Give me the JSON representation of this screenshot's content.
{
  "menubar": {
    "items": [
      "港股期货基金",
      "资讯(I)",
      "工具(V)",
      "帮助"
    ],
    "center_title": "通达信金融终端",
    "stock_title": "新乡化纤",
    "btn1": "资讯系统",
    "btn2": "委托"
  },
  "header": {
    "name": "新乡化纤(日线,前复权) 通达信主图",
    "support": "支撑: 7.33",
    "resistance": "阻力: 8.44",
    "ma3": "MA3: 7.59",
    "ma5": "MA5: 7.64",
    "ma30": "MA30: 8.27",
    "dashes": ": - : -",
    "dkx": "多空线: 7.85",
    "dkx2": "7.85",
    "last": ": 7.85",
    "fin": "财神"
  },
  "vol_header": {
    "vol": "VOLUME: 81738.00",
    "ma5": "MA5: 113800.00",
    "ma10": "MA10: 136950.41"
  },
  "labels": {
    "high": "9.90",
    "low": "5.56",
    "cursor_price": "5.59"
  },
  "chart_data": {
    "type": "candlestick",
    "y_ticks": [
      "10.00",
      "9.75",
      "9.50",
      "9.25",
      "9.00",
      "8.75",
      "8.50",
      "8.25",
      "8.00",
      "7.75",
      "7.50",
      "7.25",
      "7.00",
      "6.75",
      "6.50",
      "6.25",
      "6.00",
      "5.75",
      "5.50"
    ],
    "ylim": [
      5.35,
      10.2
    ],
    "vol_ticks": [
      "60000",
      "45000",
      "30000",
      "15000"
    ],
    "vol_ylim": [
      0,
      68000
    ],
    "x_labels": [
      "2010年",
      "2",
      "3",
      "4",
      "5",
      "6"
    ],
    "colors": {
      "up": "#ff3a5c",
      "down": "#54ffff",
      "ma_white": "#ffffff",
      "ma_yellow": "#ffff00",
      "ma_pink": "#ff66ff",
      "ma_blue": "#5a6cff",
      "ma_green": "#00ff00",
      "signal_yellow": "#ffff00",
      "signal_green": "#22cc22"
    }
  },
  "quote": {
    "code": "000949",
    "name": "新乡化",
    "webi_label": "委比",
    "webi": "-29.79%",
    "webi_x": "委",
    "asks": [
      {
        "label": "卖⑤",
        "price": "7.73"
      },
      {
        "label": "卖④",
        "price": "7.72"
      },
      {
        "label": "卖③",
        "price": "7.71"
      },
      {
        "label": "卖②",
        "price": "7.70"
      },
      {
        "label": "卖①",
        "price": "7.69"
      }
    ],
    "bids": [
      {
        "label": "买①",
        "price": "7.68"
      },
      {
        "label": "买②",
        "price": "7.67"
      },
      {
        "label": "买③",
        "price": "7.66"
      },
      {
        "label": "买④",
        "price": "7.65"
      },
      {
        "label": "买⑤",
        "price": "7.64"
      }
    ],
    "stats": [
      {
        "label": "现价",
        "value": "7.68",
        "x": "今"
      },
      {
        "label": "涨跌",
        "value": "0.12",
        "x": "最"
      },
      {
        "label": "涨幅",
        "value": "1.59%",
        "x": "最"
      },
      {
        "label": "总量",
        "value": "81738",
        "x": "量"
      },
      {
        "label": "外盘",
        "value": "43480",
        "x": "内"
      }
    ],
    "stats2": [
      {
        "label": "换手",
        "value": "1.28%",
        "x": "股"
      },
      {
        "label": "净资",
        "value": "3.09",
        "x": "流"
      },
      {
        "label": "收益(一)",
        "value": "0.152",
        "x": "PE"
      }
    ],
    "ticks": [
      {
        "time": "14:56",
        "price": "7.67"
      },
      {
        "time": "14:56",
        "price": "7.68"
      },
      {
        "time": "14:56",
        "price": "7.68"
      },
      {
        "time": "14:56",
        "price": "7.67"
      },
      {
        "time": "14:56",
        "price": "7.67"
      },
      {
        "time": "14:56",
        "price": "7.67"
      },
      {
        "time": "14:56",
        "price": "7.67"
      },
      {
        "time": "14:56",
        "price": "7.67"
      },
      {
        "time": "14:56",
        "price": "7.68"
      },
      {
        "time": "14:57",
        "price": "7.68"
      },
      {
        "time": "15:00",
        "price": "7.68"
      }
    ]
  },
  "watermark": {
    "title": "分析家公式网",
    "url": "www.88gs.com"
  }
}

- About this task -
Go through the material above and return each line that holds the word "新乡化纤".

- Solution to this exercise -
    "stock_title": "新乡化纤",
    "name": "新乡化纤(日线,前复权) 通达信主图",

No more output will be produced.